Nevertheless, in strongly criticizing the Republican frontrunner—certainly more sharply than Tim Pawlenty did with the short-lived "Obamneycare" critique—the Huntsman campaign really doesn't have anything to lose. Less than a month into his presidential run, Huntsman is still saddled by unimpressive poll numbers, lack of name recognition, and a low second-quarter cash haul (Romney leads him nearly 5 to 1 in fundraising). So his challenge to Romney sort of feels like that time the director of BloodRayne challenged Michael Bay to a boxing match: some media buzz, but with minimal immediate impact.

That doesn't mean the jobs issue won't matter down the road.
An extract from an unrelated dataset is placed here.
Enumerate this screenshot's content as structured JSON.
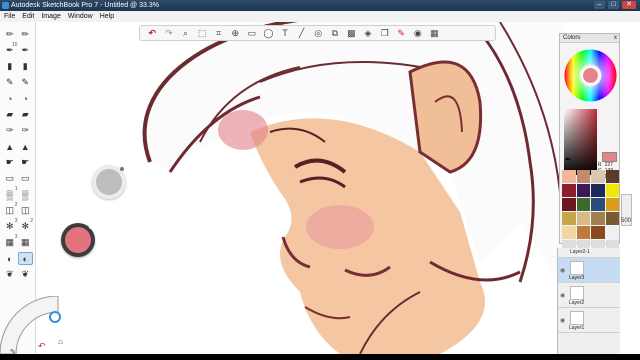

Huntsman's critique is largely accurate: as Mother Jones' Andy Kroll reported, Romney's claims of being a great job-creator are dubious at best. Huntsman has highlighted something that could become a big liability for the GOP frontrunner in the coming months. But will Huntsman still be in the race to see it?